New Tax Laws in 2009—11/07/08

Jeff: A new president, new Congress, big deficits and Congress looking for ways to solve the problem. Since we don't know what Congress will do in 2009, what tax planning should you do before the year ends? Here to discuss these issues is attorney Michael Solomon.

Jeff: It is hard enough to do tax planning before the year end normally, now we probably will see new tax laws in 2009. What should people do?

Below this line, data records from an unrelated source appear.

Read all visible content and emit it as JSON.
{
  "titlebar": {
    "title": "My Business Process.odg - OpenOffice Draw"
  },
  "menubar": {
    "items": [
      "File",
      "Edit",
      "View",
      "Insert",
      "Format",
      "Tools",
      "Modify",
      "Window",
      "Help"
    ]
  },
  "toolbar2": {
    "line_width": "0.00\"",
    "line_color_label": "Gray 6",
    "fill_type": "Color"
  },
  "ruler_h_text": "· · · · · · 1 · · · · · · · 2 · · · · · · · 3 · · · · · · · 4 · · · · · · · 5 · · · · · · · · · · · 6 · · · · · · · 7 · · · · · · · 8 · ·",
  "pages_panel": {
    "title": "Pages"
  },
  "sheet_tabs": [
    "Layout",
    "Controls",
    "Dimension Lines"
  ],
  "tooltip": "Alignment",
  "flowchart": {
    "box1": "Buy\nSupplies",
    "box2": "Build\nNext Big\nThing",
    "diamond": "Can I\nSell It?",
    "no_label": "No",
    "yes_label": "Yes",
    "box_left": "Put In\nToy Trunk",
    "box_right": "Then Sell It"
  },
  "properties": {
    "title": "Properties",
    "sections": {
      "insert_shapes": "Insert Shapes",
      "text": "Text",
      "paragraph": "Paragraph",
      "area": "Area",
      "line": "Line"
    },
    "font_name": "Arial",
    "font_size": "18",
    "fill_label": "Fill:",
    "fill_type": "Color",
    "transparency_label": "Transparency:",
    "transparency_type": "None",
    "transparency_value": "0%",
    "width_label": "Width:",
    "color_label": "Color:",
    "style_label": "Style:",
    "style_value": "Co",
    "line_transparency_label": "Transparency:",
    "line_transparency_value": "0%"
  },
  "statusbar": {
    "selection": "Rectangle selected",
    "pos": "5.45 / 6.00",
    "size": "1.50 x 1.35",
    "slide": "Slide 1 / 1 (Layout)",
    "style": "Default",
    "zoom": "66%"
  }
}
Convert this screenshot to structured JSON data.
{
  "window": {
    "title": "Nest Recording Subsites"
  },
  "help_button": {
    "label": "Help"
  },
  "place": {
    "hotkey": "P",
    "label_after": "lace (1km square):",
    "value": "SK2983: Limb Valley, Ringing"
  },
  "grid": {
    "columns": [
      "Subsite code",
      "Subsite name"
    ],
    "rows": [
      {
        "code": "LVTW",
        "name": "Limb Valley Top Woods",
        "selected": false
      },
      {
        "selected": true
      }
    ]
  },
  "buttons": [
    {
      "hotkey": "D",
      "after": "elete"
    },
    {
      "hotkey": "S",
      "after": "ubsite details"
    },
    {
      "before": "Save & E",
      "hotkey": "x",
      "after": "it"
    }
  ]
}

Mike: There is some planning you can do even in this time of uncertainty. This year the federal capital gains tax rate is 15. Obama has indicated that the he is going to raise the capital gains tax for high income people. The last time capital gains taxes were raised, in 1986, Congress told people in advance, and you had time to sell before the rate when up. However, there is nothing to stop Congress from passing a law say in the spring of 2009 and making it effective January 1, 2009. If you have any capital gains left, you might want to consider taking advantage of the low rates now.

In some situations you can lower your capital gains tax rate to 0%. Here's who qualifies for the 0% rate:

  • married couple with income including the capital gains of less than $65,100
  • single person with income less than $32,550

If you don't qualify, you can give the stock to your children and let them sell the stock. For example, if a single child earns less than $32,550 he may qualify for the 0% bracket. It gets a little complicated. Here is the rule:

  • If the child is 19 or older or if you are still paying for their college if they are 24 or older, they qualify for the 0% rate if they earn under $32,550.
  • If they are younger than 19 or you pay for college and they are younger than 24 only a small portion of the money qualifies for the 0% rate.

Jeff: Are there any other tax tips?

Mike: Jeff, there are dozens—some that are familiar and some not. Here is a list of some tax savings tools:

  • State and local tax deduction. If you itemize your deductions, pay any city or state income taxes or property taxes before year end so you can deduct the taxes.
  • Charitable gifts. Make sure you make your charitable gifts before year end.
  • 401k. If you participate in a 401k, see if you can adjust your contribution as high as you can afford. For 2008 the maximum contribution is $15,500 plus an additional $5000 if you are 50 or over.
  • Tuition. If you are paying for tuition, you may qualify for tax credits or deductions.
  • Sales Tax. Sometimes the sale tax deduction is worth more than the Ohio income tax deduction—especially if you bought a car.

Jeff: Any other tax tips?

Mike: There are a lot, but they are complicated. You should make it a point to sit down with your tax preparer now, before the end of the tax year, to make sure you do the right planning for 2008 and 2009.